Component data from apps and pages

=-=-=-=-=

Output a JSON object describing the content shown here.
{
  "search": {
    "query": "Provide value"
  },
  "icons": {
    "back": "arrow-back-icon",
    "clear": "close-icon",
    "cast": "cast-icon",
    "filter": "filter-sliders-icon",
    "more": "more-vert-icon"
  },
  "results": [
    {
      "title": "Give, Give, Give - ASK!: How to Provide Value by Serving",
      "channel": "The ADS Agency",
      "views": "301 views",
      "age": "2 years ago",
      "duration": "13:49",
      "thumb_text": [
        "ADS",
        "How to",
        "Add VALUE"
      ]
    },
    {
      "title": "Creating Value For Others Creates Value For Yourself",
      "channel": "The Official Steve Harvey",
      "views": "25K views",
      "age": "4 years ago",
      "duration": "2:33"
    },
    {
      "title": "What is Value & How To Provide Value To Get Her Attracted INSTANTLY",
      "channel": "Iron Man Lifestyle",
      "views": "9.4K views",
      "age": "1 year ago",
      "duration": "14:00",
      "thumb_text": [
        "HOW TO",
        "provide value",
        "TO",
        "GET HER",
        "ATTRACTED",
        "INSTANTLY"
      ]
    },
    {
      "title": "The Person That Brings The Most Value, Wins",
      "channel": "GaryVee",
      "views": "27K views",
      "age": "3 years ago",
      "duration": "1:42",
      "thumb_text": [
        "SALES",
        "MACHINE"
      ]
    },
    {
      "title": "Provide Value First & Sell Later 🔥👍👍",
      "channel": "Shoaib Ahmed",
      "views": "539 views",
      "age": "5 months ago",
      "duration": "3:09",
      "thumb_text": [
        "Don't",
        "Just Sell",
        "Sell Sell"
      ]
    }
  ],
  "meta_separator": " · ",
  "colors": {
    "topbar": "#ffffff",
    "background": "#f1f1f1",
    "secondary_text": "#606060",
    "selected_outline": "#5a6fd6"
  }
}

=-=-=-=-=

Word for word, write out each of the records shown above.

Output a JSON object describing the content shown here.
{
  "search": {
    "query": "Provide value"
  },
  "icons": {
    "back": "arrow-back-icon",
    "clear": "close-icon",
    "cast": "cast-icon",
    "filter": "filter-sliders-icon",
    "more": "more-vert-icon"
  },
  "results": [
    {
      "title": "Give, Give, Give - ASK!: How to Provide Value by Serving",
      "channel": "The ADS Agency",
      "views": "301 views",
      "age": "2 years ago",
      "duration": "13:49",
      "thumb_text": [
        "ADS",
        "How to",
        "Add VALUE"
      ]
    },
    {
      "title": "Creating Value For Others Creates Value For Yourself",
      "channel": "The Official Steve Harvey",
      "views": "25K views",
      "age": "4 years ago",
      "duration": "2:33"
    },
    {
      "title": "What is Value & How To Provide Value To Get Her Attracted INSTANTLY",
      "channel": "Iron Man Lifestyle",
      "views": "9.4K views",
      "age": "1 year ago",
      "duration": "14:00",
      "thumb_text": [
        "HOW TO",
        "provide value",
        "TO",
        "GET HER",
        "ATTRACTED",
        "INSTANTLY"
      ]
    },
    {
      "title": "The Person That Brings The Most Value, Wins",
      "channel": "GaryVee",
      "views": "27K views",
      "age": "3 years ago",
      "duration": "1:42",
      "thumb_text": [
        "SALES",
        "MACHINE"
      ]
    },
    {
      "title": "Provide Value First & Sell Later 🔥👍👍",
      "channel": "Shoaib Ahmed",
      "views": "539 views",
      "age": "5 months ago",
      "duration": "3:09",
      "thumb_text": [
        "Don't",
        "Just Sell",
        "Sell Sell"
      ]
    }
  ],
  "meta_separator": " · ",
  "colors": {
    "topbar": "#ffffff",
    "background": "#f1f1f1",
    "secondary_text": "#606060",
    "selected_outline": "#5a6fd6"
  }
}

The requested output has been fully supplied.